A Game Changer
When Lowell Weicker, Jr. took office, doing the “right thing” was the way he planned to navigate his political career. Many politicians, even to this day, lose sight of doing what is right, as what is right may not be what is always politically popular. But for Weicker, doing the “right thing” was the only way. Weicker was a man of honor, an advocator for human rights, an 18-year Congressman/Senator for the United States, and a four-year governor for the State of Connecticut. During his tenure in office, he fought for doing the “right thing”, even if it challenged his political appeal. During his journey throughout the White House and the state capital building, and for that matter any political stop in between, the public might not have always believed in Weicker’s political stance, but he knew his agenda would benefit the majority in the long run. Weicker was a man of principle who fought for what was right, in an arena where many others fight for what favors re-election. Weicker was an unorthodox man, an independent minded person, a man who, when in office, sought for the betterment of Connecticut and for the betterment of the US. He was a man who often was viewed as rebellious, or potentially disruptive to policies and/or ideas, in order to push his political agenda. Weicker was a game changer. Weicker was a maverick.
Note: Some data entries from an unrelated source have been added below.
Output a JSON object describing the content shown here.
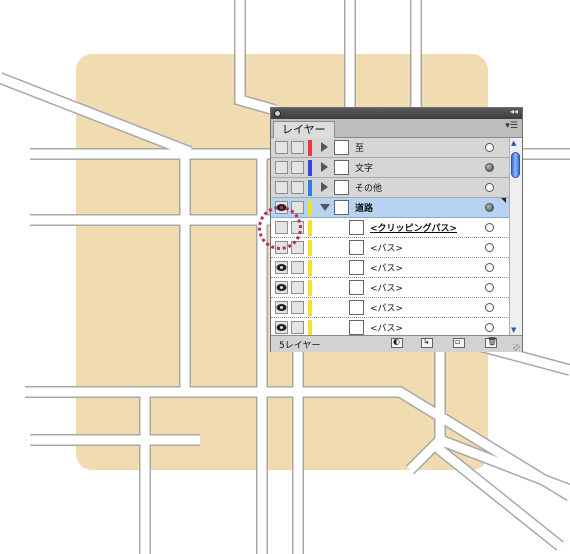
{
  "panel": {
    "tab_label": "レイヤー",
    "footer_count": "5レイヤー",
    "colors": {
      "background_block": "#f0dcb0",
      "road_fill": "#ffffff",
      "road_edge": "#a8a8a8",
      "highlight_ring": "#b0305a",
      "selected_row": "#b7d3f2"
    }
  },
  "layers": [
    {
      "name": "至",
      "color": "#e83a3a",
      "expanded": false
    },
    {
      "name": "文字",
      "color": "#3346d8",
      "expanded": false
    },
    {
      "name": "その他",
      "color": "#2a7ee0",
      "expanded": false
    },
    {
      "name": "道路",
      "color": "#f0e030",
      "expanded": true,
      "selected": true
    }
  ],
  "sublayers": [
    {
      "name": "<クリッピングパス>",
      "clipping": true,
      "visible": false
    },
    {
      "name": "<パス>",
      "visible": false
    },
    {
      "name": "<パス>",
      "visible": true
    },
    {
      "name": "<パス>",
      "visible": true
    },
    {
      "name": "<パス>",
      "visible": true
    },
    {
      "name": "<パス>",
      "visible": true
    }
  ],
  "footer_buttons": [
    "make-clipping-mask-icon",
    "new-sublayer-icon",
    "new-layer-icon",
    "trash-icon"
  ]
}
Weicker was raised in a highly educated, prominent family. He was the first of four children born to intelligent, powerful parents named Mary Hastings Weicker, and Lowell Palmer Weicker Sr., in Paris, France on May 6, 1931. His mother, Mary, was “a daughter of an English general and niece of an archbishop of Canterbury” (Weicker and Sussman 122). Weicker’s father was powerful and influential, due to how he was “deputy director of the Air Force intelligence in Europe in World War 2 and served in many military attacks” (Weicker and Sussman 122). As a young child, Weicker demonstrated early that he had intellectual strength and later “ attended an all male, Buckley Middle School where he began to show interest in Law” (Weicker and Sussman 124). He graduated from Lawrenceville Academy High School, a school for the academically gifted in 1949, and then from Yale University in 1953. At the age of twenty-two, Weicker was drafted to serve in the US Army, which he did until 1958. After his military duty, he began to focus on his political career, and graduated from the University of Virginia School of Law. He married his first of three wives, “Bunny” and had three kids, Scot, Gray and Brian (Weicker and Sussman). Greenwich is where Weicker ran for his first government position, which later inspired him (with the support of his family) to run for bigger and more powerful roles in government.
For a short period of time after his postgraduate education and early-married life, Weicker was a very successful lawyer. With his hands on experience and his quintessential understanding for law and politics, Weicker put himself...